In terms of destination, I have an idea of where I’d like to be, but in order to get there my attention has  to be focussed on getting a sense of where I am.

Swimming is painting. Painting is swimming. The whole process is a performance, an improvisation and dialogue. Physical feeling is coupled with emotional feeling.

It’s quite difficult to know where the beginning is , where it ends, where the edges are. Everything is liquid. By way of flow and contra flow I find myself in a place and then i get lost . I forget where I was

and now, I’m not sure where I am . So it goes on.

With each stroke water is displaced. I relocate. My attention shifts back and forth between my finger tips and toes, between the application and release  of pressure.   

I read water and it reads me. We flow in sync, harmony, counterpoint.

I breathe in,  breathe out.

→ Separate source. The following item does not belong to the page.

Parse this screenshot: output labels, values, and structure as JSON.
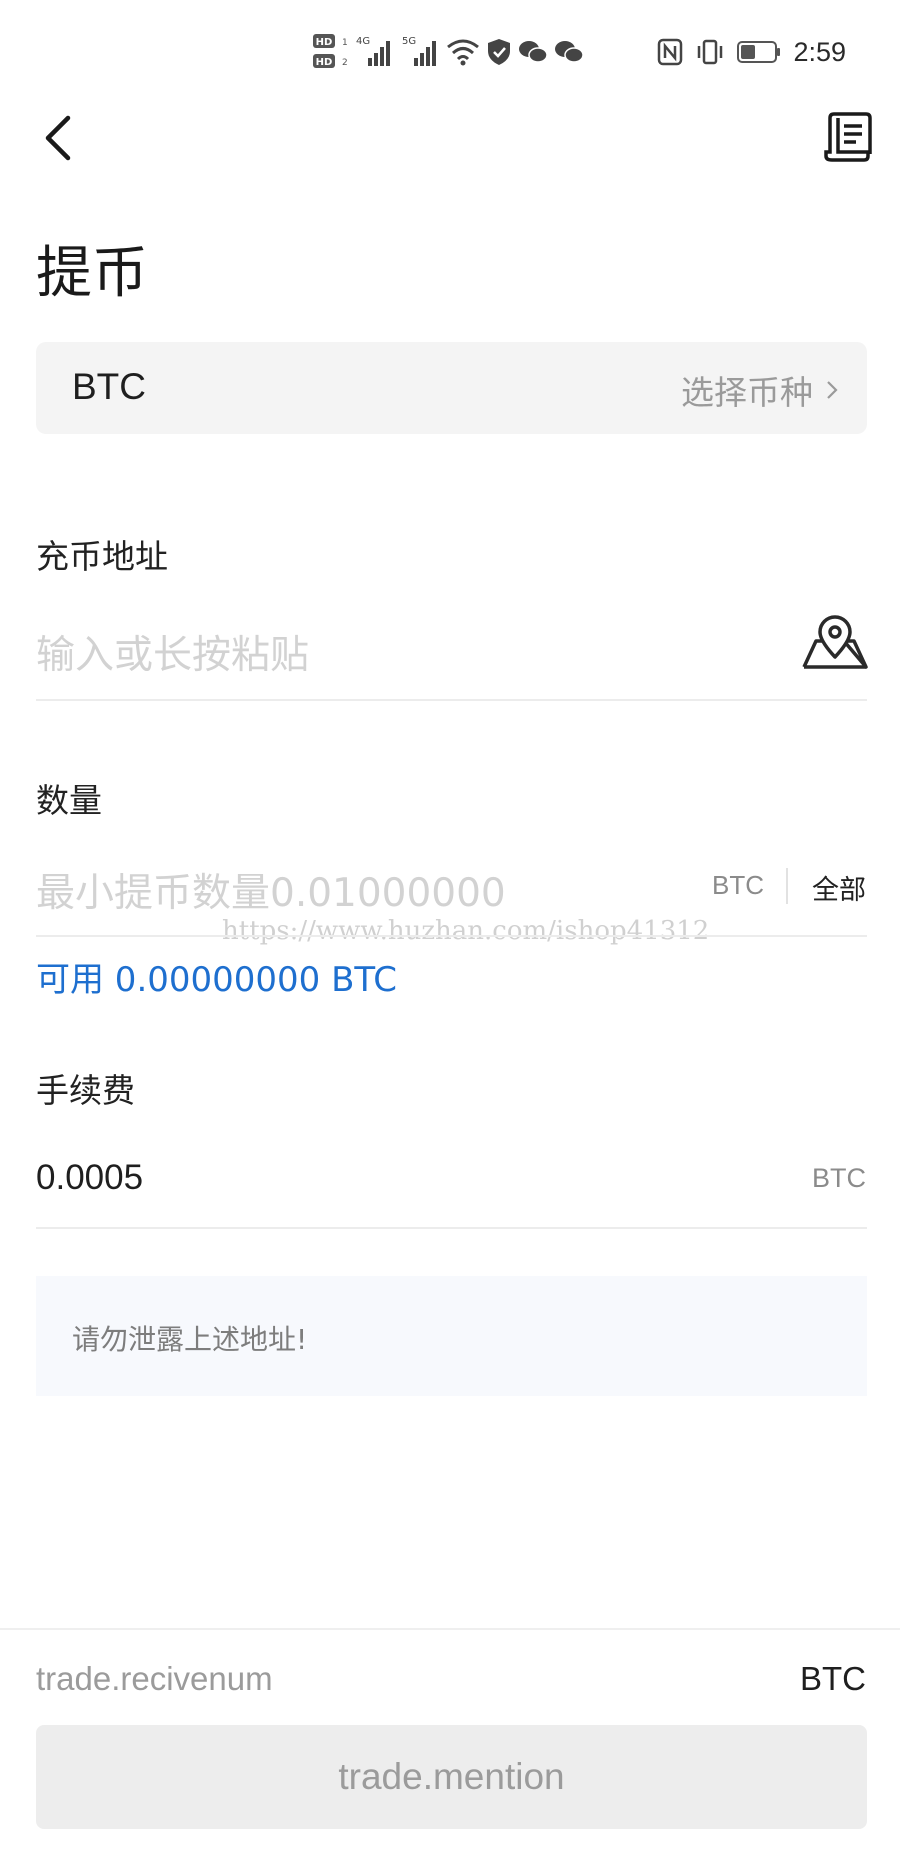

As I breathe, time passes . There is no return.

Everything changes, is moving .

I just made a scribble and now I’m going home.

The garden is where I greet the day.

Tomorrow, I’ll probably swim some more.

 

Clear water 

 

Swimming,  what do I get from it?

Touch. It’s all about touch, physical contact; feeling

Today I was focusing on my breathing  ,

Breathing out through my nose, slowly.

I find that long shallow breathing keeps my  body close to the surface, which creates less resistance when moving forward.

The timing of the  breath, exhaling to coincide with different phases of ones stroke, contributes to a fuller, steadier catch and more powerful connection with the water. I find this  particularly noticeable  when doing  butterfly.

When exhaling I seem to have greater range of arm movement.

On single arm fly I’ve managed to do 50 metres in 12 strokes.

Full stroke varies between 13 strokes (easy) and 18 strokes (fast) .

I need to work on my kick.